Iryango Self-Help Widows’ Group, a Mutual Benefit Society
Mutual Benefit Societies: In Uganda, there are many widows (usually as a result of HIV/AIDS) who live in desperate economic circumstances. They live literally from hand to mouth, working in fields owned by others in order to earn that evening’s meal. In response to their great need for food security, informal agricultural cooperatives called, “Mutual Benefit Societies” have been formed. Long-term leases have been negotiated with local landowners, and hoes, seeds, and training in organization and record-keeping provided to groups of between 12 and 20 widows. Trust develops, and savings and micro-credit schemes naturally follow. As a result of their cooperative efforts, widows and their families are enjoying better nutrition and food security, beginning to raise small livestock, able to pay school fees and medical expenses, save towards renewal of their long-term lease, and in many cases initiate other income generation activities.

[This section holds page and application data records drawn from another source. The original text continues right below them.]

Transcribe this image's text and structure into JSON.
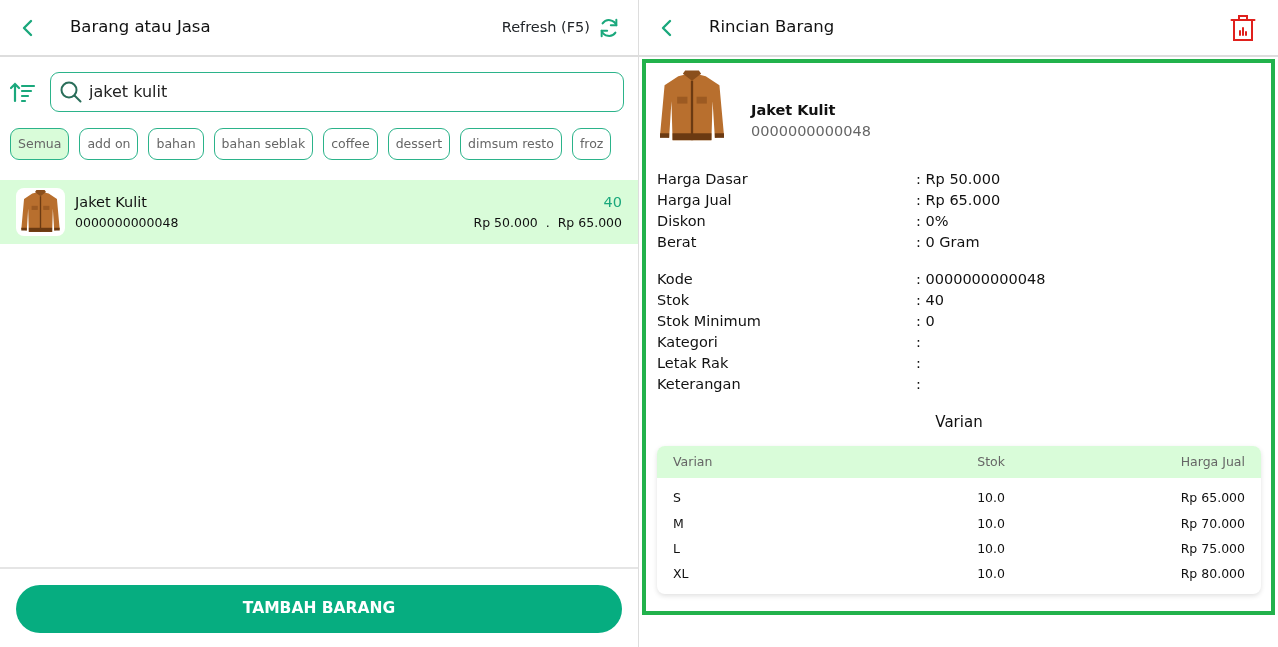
{
  "left": {
    "header": {
      "title": "Barang atau Jasa",
      "refresh": "Refresh (F5)"
    },
    "search": {
      "value": "jaket kulit"
    },
    "categories": [
      {
        "label": "Semua",
        "selected": true
      },
      {
        "label": "add on",
        "selected": false
      },
      {
        "label": "bahan",
        "selected": false
      },
      {
        "label": "bahan seblak",
        "selected": false
      },
      {
        "label": "coffee",
        "selected": false
      },
      {
        "label": "dessert",
        "selected": false
      },
      {
        "label": "dimsum resto",
        "selected": false
      },
      {
        "label": "froz",
        "selected": false
      }
    ],
    "items": [
      {
        "name": "Jaket Kulit",
        "code": "0000000000048",
        "stock": "40",
        "base_price": "Rp 50.000",
        "separator": ".",
        "sell_price": "Rp 65.000",
        "selected": true
      }
    ],
    "add_button": "TAMBAH BARANG"
  },
  "right": {
    "header": {
      "title": "Rincian Barang"
    },
    "product": {
      "name": "Jaket Kulit",
      "code": "0000000000048"
    },
    "detail_groups": [
      [
        {
          "label": "Harga Dasar",
          "value": ": Rp 50.000"
        },
        {
          "label": "Harga Jual",
          "value": ": Rp 65.000"
        },
        {
          "label": "Diskon",
          "value": ": 0%"
        },
        {
          "label": "Berat",
          "value": ": 0 Gram"
        }
      ],
      [
        {
          "label": "Kode",
          "value": ": 0000000000048"
        },
        {
          "label": "Stok",
          "value": ": 40"
        },
        {
          "label": "Stok Minimum",
          "value": ": 0"
        },
        {
          "label": "Kategori",
          "value": ":"
        },
        {
          "label": "Letak Rak",
          "value": ":"
        },
        {
          "label": "Keterangan",
          "value": ":"
        }
      ]
    ],
    "variants": {
      "title": "Varian",
      "columns": [
        "Varian",
        "Stok",
        "Harga Jual"
      ],
      "rows": [
        [
          "S",
          "10.0",
          "Rp 65.000"
        ],
        [
          "M",
          "10.0",
          "Rp 70.000"
        ],
        [
          "L",
          "10.0",
          "Rp 75.000"
        ],
        [
          "XL",
          "10.0",
          "Rp 80.000"
        ]
      ]
    }
  }
}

Our partner in this project is the BC-based Africa Community Technical Service (ACTS), which oversees and administers the project. In 2012-2013, Sahakarini budgeted $22,000 for the Iryango Widows Group. The funds provide for land rental, tools and seeds, goats, kitchen gardens, reforestation, microfinance, a savings scheme and some health support related to HIV/AIDS. Monies also provide an honorarium for the in-country project coordinator, Elly Nankunda, who has provided wonderful support to the group, and reports to ACTS and Sahakarini.
Results of our project have been positive. Latest updates on the project include:
- Total of 319 goats purchased.
- Grevaria, avocado and coffee seedlings have been purchased and planted.
- The 2012 harvest included soybean, maize, beans, sweet potatoes (all shared for personal consumption) and sweet potato vines which are sold and the monies invested in the microfinance project.
- Workshops conducted on nutrition as malnutrition has been a big challenge. Now the participants have food and know how to prepare it.
Our ACTS partner has advised that land rental costs have increased and further income generation projects are recommended to offset land costs.
An acknowledgement from Elly, on behalf of the Iryango Widows states “The Iryango Widows’ Self-Help Project Association is very grateful to Sahakarini for the love and all the kind donations that we have received through ACTS. Our families now have enough food to eat, and some money to cater for some of our domestic needs.”
2014-15: Iryango Widows Project, Phase II with Africa Community Technical Service
Phase Two of the Iryango Widows Project is a continuation of an earlier project.
Phase I, begun in 2010, enabled 120 members of the group to receive one goat each and to rent small plots of land to raise crops. Though there were challenges due to drought, the project was generally successful, and we moved on to Phase II in which Sahakarini has provided funding of $21,450 to enable the 120 members to obtain a small loan and a goat.
The members’ gardens are located on 240 plots of land, and the landlord has shown interest in renewing the lease. Each of the members has received a goat, and the total number of goats now totals 217. The members planted crops of their own choice, which included sorghum, corn, sweet potatoes, Irish potatoes, peas, groundnuts and cassava.
The project is again administered by the Africa Community Technical Services (ACTS) and overseen by Elly Nankunda. Our local contact for the project continues to be John Pattison of Kingman, AB.
As seen in the photos below, Sahakarini members Don and Chris Rebus visited the project area a year ago. “We went there the saw how the project was progressing. It has made a huge impact on that community and it was interesting to see how well they are doing. The children are able to go to school, the widows are able to support themselves, and grow cash crops to sell.” Don and Chris noted that the group of women were organized and had ideas, but just needed a bit of extra help. They said it was humbling to feel so appreciated when they arrived in Uganda. “We’re very lucky to be born in this country and province. Sometimes we don’t realize that we can have a huge impact with a relatively modest contribution,” Don said. “We feel very fortunate that in some small way, we can help these people to get on with their lives.”
Below are some photographs taken when they visited the project.